This is a truly subversive idea, to become forgiven forgivers. I think the biggest human misconception we have is that being forgiven is about being let back in. This may be true in human societal terms, where violence reigns instead of love.
But it’s not true with God because, in God’s eyes, we were never out. God never asked us to leave. God never kicked us out. As a matter of fact, there is no “out.” We do not read Genesis literally, but we understand it is a metaphor for the way we feel when we experience shame. Whenever we feel separated from God, it’s because we are ashamed and we left God of our own accord. And that is never God’s doing.
So in being forgiven forgivers, in coming to the Table, we are actively accepting God’s grace and doing the work to excavate the shame we carry so that we can learn to live without it. We learn this both for ourselves and for other people. Because, whenever we draw a line in the sand, Jesus is always on the other side. Every time.
What we learn at this Table is that nothing can break the love of God. The abundance of God’s love poured upon us is an ever-flowing stream. It never ends because there is no death in God. Only Life. Only Love. So we are fed from this Table in order to gain the strength to forgive ourselves for the ways we believe we don’t measure up.
So that we, from this place, can offer compassion to others when they are struggling. So that we can walk with ourselves in the valley of the shadow of death and learn to walk with others, knowing that our Good Shepherd, the Christ, is always there ready to carry us when we cannot walk on our own.

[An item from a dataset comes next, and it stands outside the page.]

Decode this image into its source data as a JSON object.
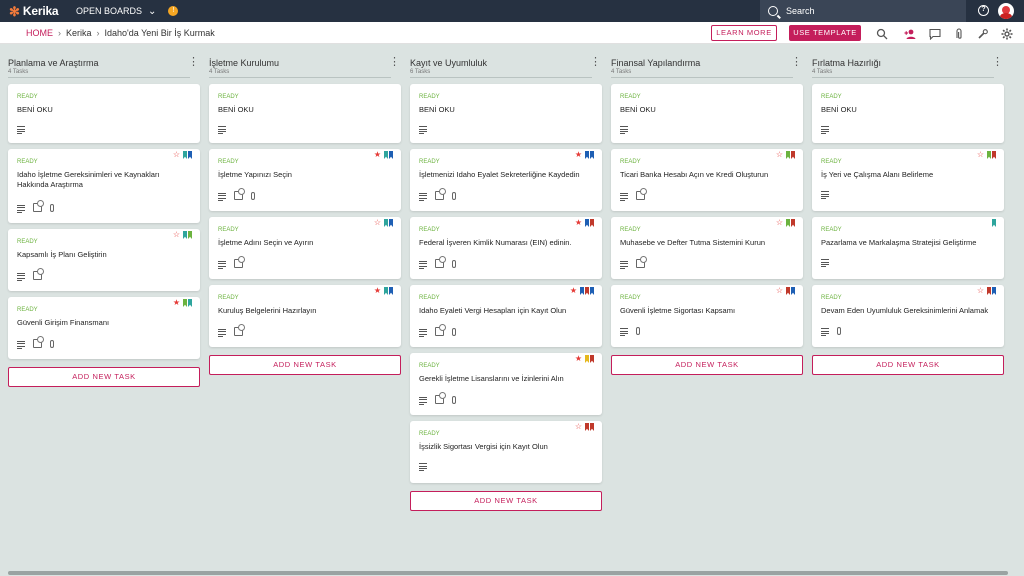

And we are talking about real life here, our physical lives. The Good Shepherd is much more than a metaphor for a spiritual experience. The Good Shepherd is carrying the many many many people who are oppressed by the greed of the few.

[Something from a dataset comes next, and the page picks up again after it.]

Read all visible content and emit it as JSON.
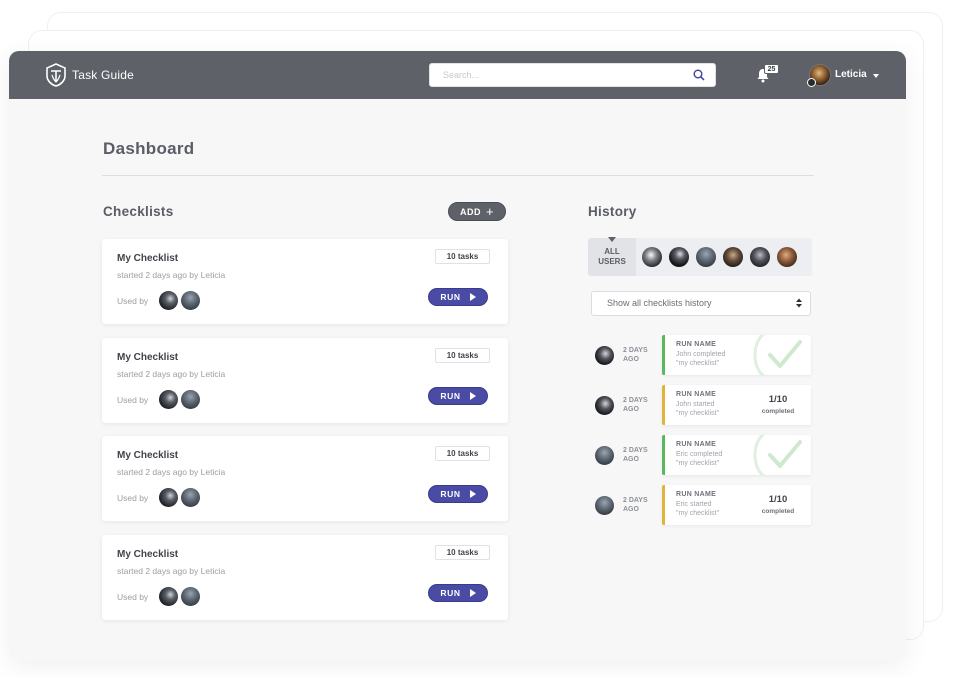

Low wage jobs, sky rocketing housing prices, lack of health care, environmental destruction, racism, for-profit prisons, men regulating the bodies of women, and, most especially right now… so-called Christians legislating against transgender people, making it illegal to wear preferred clothing, illegal to receive gender-affirming healthcare. Or, in the case of an elected member of the Montana House of Representatives, banning her from speaking on the floor of the house.
When the world draws a line in the sand, the Good Shepherd is always on the other side, gathering the sheep, reminding them of God’s love in a world that desires violence and control brought on by the need for power. The Good Shepherd is always with the vulnerable and the marginalized because God’s dream is one that overturns worldly power.

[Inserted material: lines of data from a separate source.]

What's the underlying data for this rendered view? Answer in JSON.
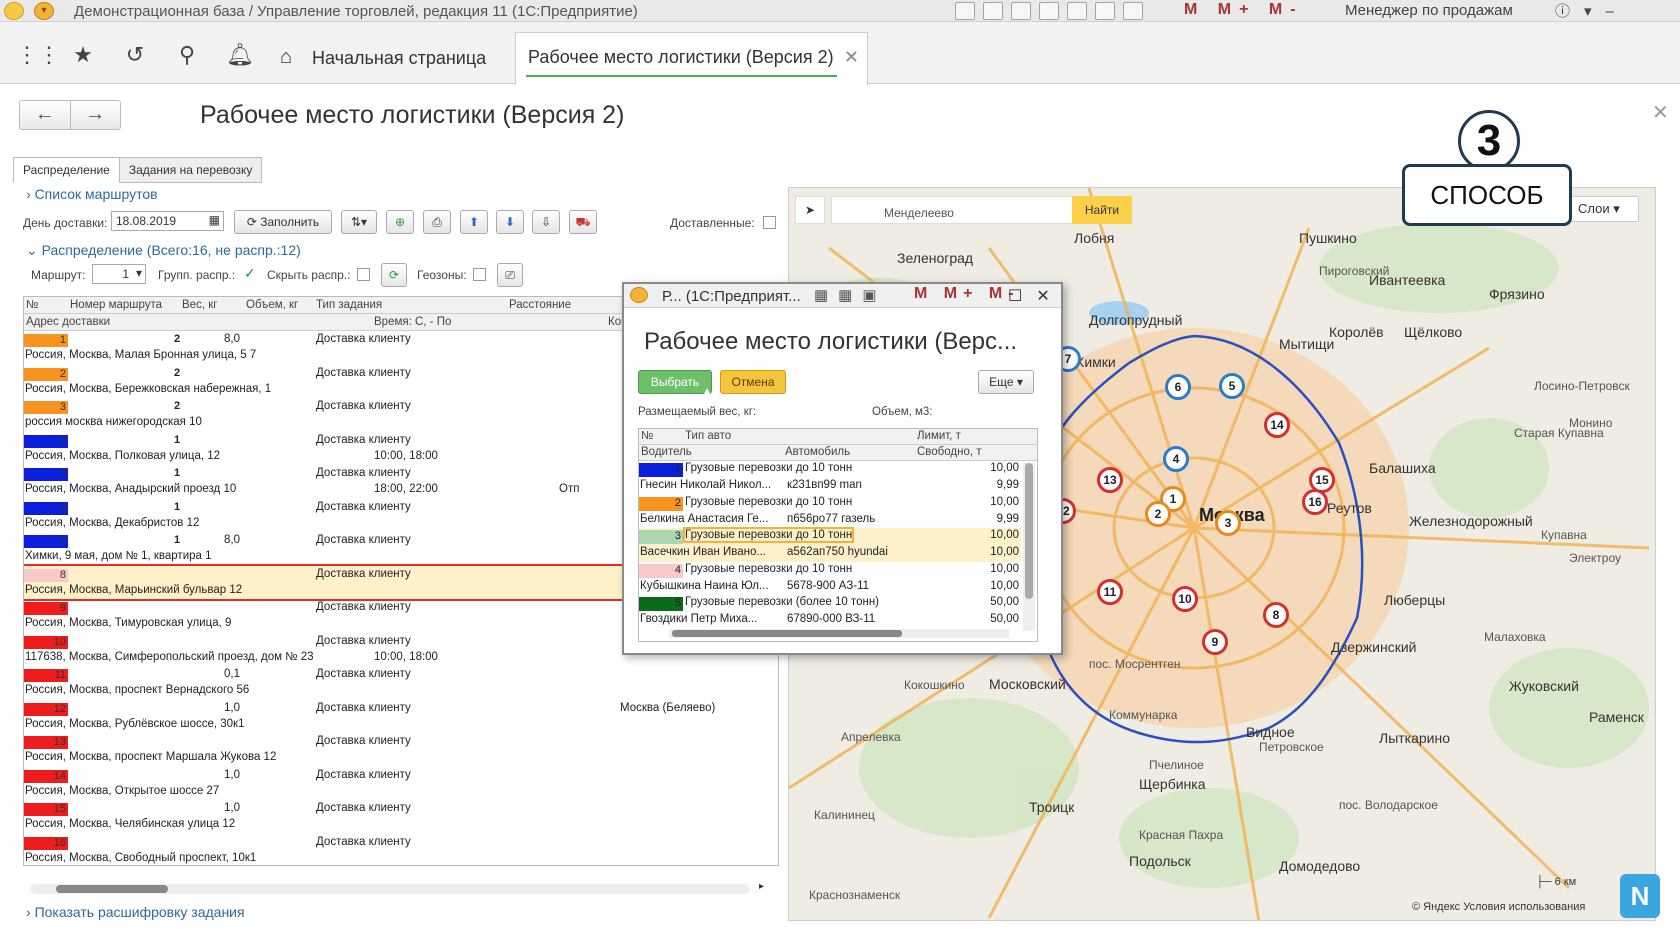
{
  "window": {
    "title": "Демонстрационная база / Управление торговлей, редакция 11  (1С:Предприятие)",
    "user": "Менеджер по продажам",
    "mmm": "M M+ M-"
  },
  "tabs": {
    "home": "Начальная страница",
    "active": "Рабочее место логистики (Версия 2)"
  },
  "page": {
    "title": "Рабочее место логистики (Версия 2)",
    "subtabs": [
      "Распределение",
      "Задания на перевозку"
    ]
  },
  "routes": {
    "header": "Список маршрутов",
    "date_label": "День доставки:",
    "date": "18.08.2019",
    "fill_label": "Заполнить",
    "delivered_label": "Доставленные:"
  },
  "distribution": {
    "header": "Распределение (Всего:16, не распр.:12)",
    "route_label": "Маршрут:",
    "route_value": "1",
    "group_label": "Групп. распр.:",
    "hide_label": "Скрыть распр.:",
    "geo_label": "Геозоны:"
  },
  "grid": {
    "columns": [
      "№",
      "Номер маршрута",
      "Вес, кг",
      "Объем, кг",
      "Тип задания",
      "Расстояние"
    ],
    "columns2": [
      "Адрес доставки",
      "Время: С, - По",
      "Ком"
    ],
    "rows": [
      {
        "n": "1",
        "color": "#f7931e",
        "route": "2",
        "weight": "8,0",
        "type": "Доставка клиенту",
        "addr": "Россия, Москва, Малая Бронная улица, 5 7",
        "time": "",
        "comment": "",
        "dist": ""
      },
      {
        "n": "2",
        "color": "#f7931e",
        "route": "2",
        "weight": "",
        "type": "Доставка клиенту",
        "addr": "Россия, Москва, Бережковская набережная, 1",
        "time": "",
        "comment": "",
        "dist": ""
      },
      {
        "n": "3",
        "color": "#f7931e",
        "route": "2",
        "weight": "",
        "type": "Доставка клиенту",
        "addr": "россия москва нижегородская 10",
        "time": "",
        "comment": "",
        "dist": ""
      },
      {
        "n": "4",
        "color": "#0a1edc",
        "route": "1",
        "weight": "",
        "type": "Доставка клиенту",
        "addr": "Россия, Москва, Полковая улица, 12",
        "time": "10:00, 18:00",
        "comment": "",
        "dist": ""
      },
      {
        "n": "5",
        "color": "#0a1edc",
        "route": "1",
        "weight": "",
        "type": "Доставка клиенту",
        "addr": "Россия, Москва, Анадырский проезд 10",
        "time": "18:00, 22:00",
        "comment": "Отп",
        "dist": ""
      },
      {
        "n": "6",
        "color": "#0a1edc",
        "route": "1",
        "weight": "",
        "type": "Доставка клиенту",
        "addr": "Россия, Москва, Декабристов 12",
        "time": "",
        "comment": "",
        "dist": ""
      },
      {
        "n": "7",
        "color": "#0a1edc",
        "route": "1",
        "weight": "8,0",
        "type": "Доставка клиенту",
        "addr": "Химки, 9 мая, дом № 1, квартира 1",
        "time": "",
        "comment": "",
        "dist": ""
      },
      {
        "n": "8",
        "color": "#f9c9c9",
        "route": "",
        "weight": "",
        "type": "Доставка клиенту",
        "addr": "Россия, Москва, Марьинский бульвар 12",
        "time": "",
        "comment": "",
        "dist": "",
        "selected": true
      },
      {
        "n": "9",
        "color": "#ee1c1c",
        "route": "",
        "weight": "",
        "type": "Доставка клиенту",
        "addr": "Россия, Москва, Тимуровская улица, 9",
        "time": "",
        "comment": "",
        "dist": ""
      },
      {
        "n": "10",
        "color": "#ee1c1c",
        "route": "",
        "weight": "",
        "type": "Доставка клиенту",
        "addr": "117638, Москва, Симферопольский проезд, дом № 23",
        "time": "10:00, 18:00",
        "comment": "",
        "dist": ""
      },
      {
        "n": "11",
        "color": "#ee1c1c",
        "route": "",
        "weight": "0,1",
        "type": "Доставка клиенту",
        "addr": "Россия, Москва, проспект Вернадского 56",
        "time": "",
        "comment": "",
        "dist": ""
      },
      {
        "n": "12",
        "color": "#ee1c1c",
        "route": "",
        "weight": "1,0",
        "type": "Доставка клиенту",
        "addr": "Россия, Москва, Рублёвское шоссе, 30к1",
        "time": "",
        "comment": "",
        "dist": "Москва (Беляево)"
      },
      {
        "n": "13",
        "color": "#ee1c1c",
        "route": "",
        "weight": "",
        "type": "Доставка клиенту",
        "addr": "Россия, Москва, проспект Маршала Жукова 12",
        "time": "",
        "comment": "",
        "dist": ""
      },
      {
        "n": "14",
        "color": "#ee1c1c",
        "route": "",
        "weight": "1,0",
        "type": "Доставка клиенту",
        "addr": "Россия, Москва, Открытое шоссе 27",
        "time": "",
        "comment": "",
        "dist": ""
      },
      {
        "n": "15",
        "color": "#ee1c1c",
        "route": "",
        "weight": "1,0",
        "type": "Доставка клиенту",
        "addr": "Россия, Москва, Челябинская улица 12",
        "time": "",
        "comment": "",
        "dist": ""
      },
      {
        "n": "16",
        "color": "#ee1c1c",
        "route": "",
        "weight": "",
        "type": "Доставка клиенту",
        "addr": "Россия, Москва, Свободный проспект, 10к1",
        "time": "",
        "comment": "",
        "dist": ""
      }
    ],
    "decode_link": "Показать расшифровку задания"
  },
  "map": {
    "find_label": "Найти",
    "layers_label": "Слои",
    "labels": [
      "Менделеево",
      "Лобня",
      "Пушкино",
      "Зеленоград",
      "Пироговский",
      "Ивантеевка",
      "Фрязино",
      "Долгопрудный",
      "Мытищи",
      "Королёв",
      "Щёлково",
      "Химки",
      "Лосино-Петровск",
      "Монино",
      "Старая Купавна",
      "Балашиха",
      "Реутов",
      "Железнодорожный",
      "Купавна",
      "Электроу",
      "Люберцы",
      "Малаховка",
      "Дзержинский",
      "Москва",
      "пос. Мосрентген",
      "Московский",
      "Кокошкино",
      "Апрелевка",
      "Коммунарка",
      "Лыткарино",
      "Жуковский",
      "Раменск",
      "Видное",
      "Петровское",
      "Щербинка",
      "Пчелиное",
      "Троицк",
      "пос. Володарское",
      "Домодедово",
      "Подольск",
      "Калининец",
      "Красная Пахра",
      "Краснознаменск"
    ],
    "copyright": "© Яндекс Условия использования",
    "scale": "6 км",
    "pins": [
      "1",
      "2",
      "3",
      "4",
      "5",
      "6",
      "7",
      "8",
      "9",
      "10",
      "11",
      "12",
      "13",
      "14",
      "15",
      "16"
    ]
  },
  "stamp": {
    "number": "3",
    "text": "СПОСОБ"
  },
  "dialog": {
    "title": "Р... (1С:Предприят...",
    "heading": "Рабочее место логистики (Верс...",
    "select_label": "Выбрать",
    "cancel_label": "Отмена",
    "more_label": "Еще",
    "weight_label": "Размещаемый вес, кг:",
    "volume_label": "Объем, м3:",
    "columns": [
      "№",
      "Тип авто",
      "Лимит, т"
    ],
    "columns2": [
      "Водитель",
      "Автомобиль",
      "Свободно, т"
    ],
    "rows": [
      {
        "n": "1",
        "color": "#0a1edc",
        "type": "Грузовые перевозки до 10 тонн",
        "limit": "10,00",
        "driver": "Гнесин Николай Никол...",
        "car": "к231вп99 man",
        "free": "9,99"
      },
      {
        "n": "2",
        "color": "#f7931e",
        "type": "Грузовые перевозки до 10 тонн",
        "limit": "10,00",
        "driver": "Белкина Анастасия Ге...",
        "car": "п656ро77 газель",
        "free": "9,99"
      },
      {
        "n": "3",
        "color": "#a9d8b0",
        "type": "Грузовые перевозки до 10 тонн",
        "limit": "10,00",
        "driver": "Васечкин Иван Ивано...",
        "car": "а562ап750 hyundai",
        "free": "10,00",
        "selected": true
      },
      {
        "n": "4",
        "color": "#f9c9c9",
        "type": "Грузовые перевозки до 10 тонн",
        "limit": "10,00",
        "driver": "Кубышкина Наина Юл...",
        "car": "5678-900 АЗ-11",
        "free": "10,00"
      },
      {
        "n": "5",
        "color": "#0a6b1a",
        "type": "Грузовые перевозки (более 10 тонн)",
        "limit": "50,00",
        "driver": "Гвоздики Петр Миха...",
        "car": "67890-000 ВЗ-11",
        "free": "50,00"
      }
    ]
  }
}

Jesus came to teach us that the worldly violence of “othering” is not of God. He offered himself to be the victim who does not seek retribution. And in so doing, teaches us what eternal life actually is. Eternal life is an end to violence. The violence we do to others. And the violence we do to ourselves.
This Eucharistic feast is one to which we are all invited to receive grace upon grace upon grace. Every Sunday morning, this Table is an open Table. God’s Holy Spirit works in each one of us and the life and the love offered here are available to all who choose to come, to all who feel called to come, for whatever reason.
For God’s love is freely given so that we may come to know that we are loved with wild abandon.
All are welcome at God’s Table.